Data excerpts
* * * * * * * * *
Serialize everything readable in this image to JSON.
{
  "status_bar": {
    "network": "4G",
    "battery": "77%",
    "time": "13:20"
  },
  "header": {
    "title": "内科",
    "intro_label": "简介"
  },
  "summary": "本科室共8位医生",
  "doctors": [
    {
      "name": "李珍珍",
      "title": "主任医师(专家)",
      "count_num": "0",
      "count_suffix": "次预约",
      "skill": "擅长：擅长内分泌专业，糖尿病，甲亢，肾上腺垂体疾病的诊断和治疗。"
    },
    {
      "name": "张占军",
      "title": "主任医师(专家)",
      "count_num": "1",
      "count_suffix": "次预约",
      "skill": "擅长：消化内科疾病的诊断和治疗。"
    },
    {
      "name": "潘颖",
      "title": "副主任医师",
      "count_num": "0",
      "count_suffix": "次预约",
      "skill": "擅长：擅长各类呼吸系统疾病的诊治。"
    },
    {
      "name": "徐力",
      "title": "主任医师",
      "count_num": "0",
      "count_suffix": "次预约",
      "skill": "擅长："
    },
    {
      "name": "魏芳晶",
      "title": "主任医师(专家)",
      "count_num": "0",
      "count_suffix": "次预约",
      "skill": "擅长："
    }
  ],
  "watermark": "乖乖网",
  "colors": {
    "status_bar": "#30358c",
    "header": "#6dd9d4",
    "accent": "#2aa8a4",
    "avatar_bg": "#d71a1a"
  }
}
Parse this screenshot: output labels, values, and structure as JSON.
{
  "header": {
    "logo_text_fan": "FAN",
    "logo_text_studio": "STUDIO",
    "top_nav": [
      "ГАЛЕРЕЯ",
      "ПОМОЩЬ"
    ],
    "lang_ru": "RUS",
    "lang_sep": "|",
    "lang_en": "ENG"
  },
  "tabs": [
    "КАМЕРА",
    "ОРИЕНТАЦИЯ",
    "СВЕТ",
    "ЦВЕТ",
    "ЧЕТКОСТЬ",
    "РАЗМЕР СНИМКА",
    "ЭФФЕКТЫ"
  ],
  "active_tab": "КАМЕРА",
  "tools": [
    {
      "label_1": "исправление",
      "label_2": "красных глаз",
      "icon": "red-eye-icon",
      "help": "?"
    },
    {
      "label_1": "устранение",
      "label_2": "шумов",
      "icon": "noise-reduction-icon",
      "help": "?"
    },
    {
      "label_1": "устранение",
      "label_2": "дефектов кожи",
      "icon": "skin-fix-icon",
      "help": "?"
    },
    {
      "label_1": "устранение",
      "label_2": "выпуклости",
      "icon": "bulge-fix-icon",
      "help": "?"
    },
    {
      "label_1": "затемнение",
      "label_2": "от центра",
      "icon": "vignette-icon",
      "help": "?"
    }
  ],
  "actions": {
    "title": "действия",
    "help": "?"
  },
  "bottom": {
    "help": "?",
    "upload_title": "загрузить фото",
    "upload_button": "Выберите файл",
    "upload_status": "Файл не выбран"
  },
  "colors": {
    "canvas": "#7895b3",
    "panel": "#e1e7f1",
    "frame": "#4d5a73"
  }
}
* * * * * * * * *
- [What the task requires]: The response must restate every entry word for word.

- [Expected answer]:
Serialize everything readable in this image to JSON.
{
  "status_bar": {
    "network": "4G",
    "battery": "77%",
    "time": "13:20"
  },
  "header": {
    "title": "内科",
    "intro_label": "简介"
  },
  "summary": "本科室共8位医生",
  "doctors": [
    {
      "name": "李珍珍",
      "title": "主任医师(专家)",
      "count_num": "0",
      "count_suffix": "次预约",
      "skill": "擅长：擅长内分泌专业，糖尿病，甲亢，肾上腺垂体疾病的诊断和治疗。"
    },
    {
      "name": "张占军",
      "title": "主任医师(专家)",
      "count_num": "1",
      "count_suffix": "次预约",
      "skill": "擅长：消化内科疾病的诊断和治疗。"
    },
    {
      "name": "潘颖",
      "title": "副主任医师",
      "count_num": "0",
      "count_suffix": "次预约",
      "skill": "擅长：擅长各类呼吸系统疾病的诊治。"
    },
    {
      "name": "徐力",
      "title": "主任医师",
      "count_num": "0",
      "count_suffix": "次预约",
      "skill": "擅长："
    },
    {
      "name": "魏芳晶",
      "title": "主任医师(专家)",
      "count_num": "0",
      "count_suffix": "次预约",
      "skill": "擅长："
    }
  ],
  "watermark": "乖乖网",
  "colors": {
    "status_bar": "#30358c",
    "header": "#6dd9d4",
    "accent": "#2aa8a4",
    "avatar_bg": "#d71a1a"
  }
}
Parse this screenshot: output labels, values, and structure as JSON.
{
  "header": {
    "logo_text_fan": "FAN",
    "logo_text_studio": "STUDIO",
    "top_nav": [
      "ГАЛЕРЕЯ",
      "ПОМОЩЬ"
    ],
    "lang_ru": "RUS",
    "lang_sep": "|",
    "lang_en": "ENG"
  },
  "tabs": [
    "КАМЕРА",
    "ОРИЕНТАЦИЯ",
    "СВЕТ",
    "ЦВЕТ",
    "ЧЕТКОСТЬ",
    "РАЗМЕР СНИМКА",
    "ЭФФЕКТЫ"
  ],
  "active_tab": "КАМЕРА",
  "tools": [
    {
      "label_1": "исправление",
      "label_2": "красных глаз",
      "icon": "red-eye-icon",
      "help": "?"
    },
    {
      "label_1": "устранение",
      "label_2": "шумов",
      "icon": "noise-reduction-icon",
      "help": "?"
    },
    {
      "label_1": "устранение",
      "label_2": "дефектов кожи",
      "icon": "skin-fix-icon",
      "help": "?"
    },
    {
      "label_1": "устранение",
      "label_2": "выпуклости",
      "icon": "bulge-fix-icon",
      "help": "?"
    },
    {
      "label_1": "затемнение",
      "label_2": "от центра",
      "icon": "vignette-icon",
      "help": "?"
    }
  ],
  "actions": {
    "title": "действия",
    "help": "?"
  },
  "bottom": {
    "help": "?",
    "upload_title": "загрузить фото",
    "upload_button": "Выберите файл",
    "upload_status": "Файл не выбран"
  },
  "colors": {
    "canvas": "#7895b3",
    "panel": "#e1e7f1",
    "frame": "#4d5a73"
  }
}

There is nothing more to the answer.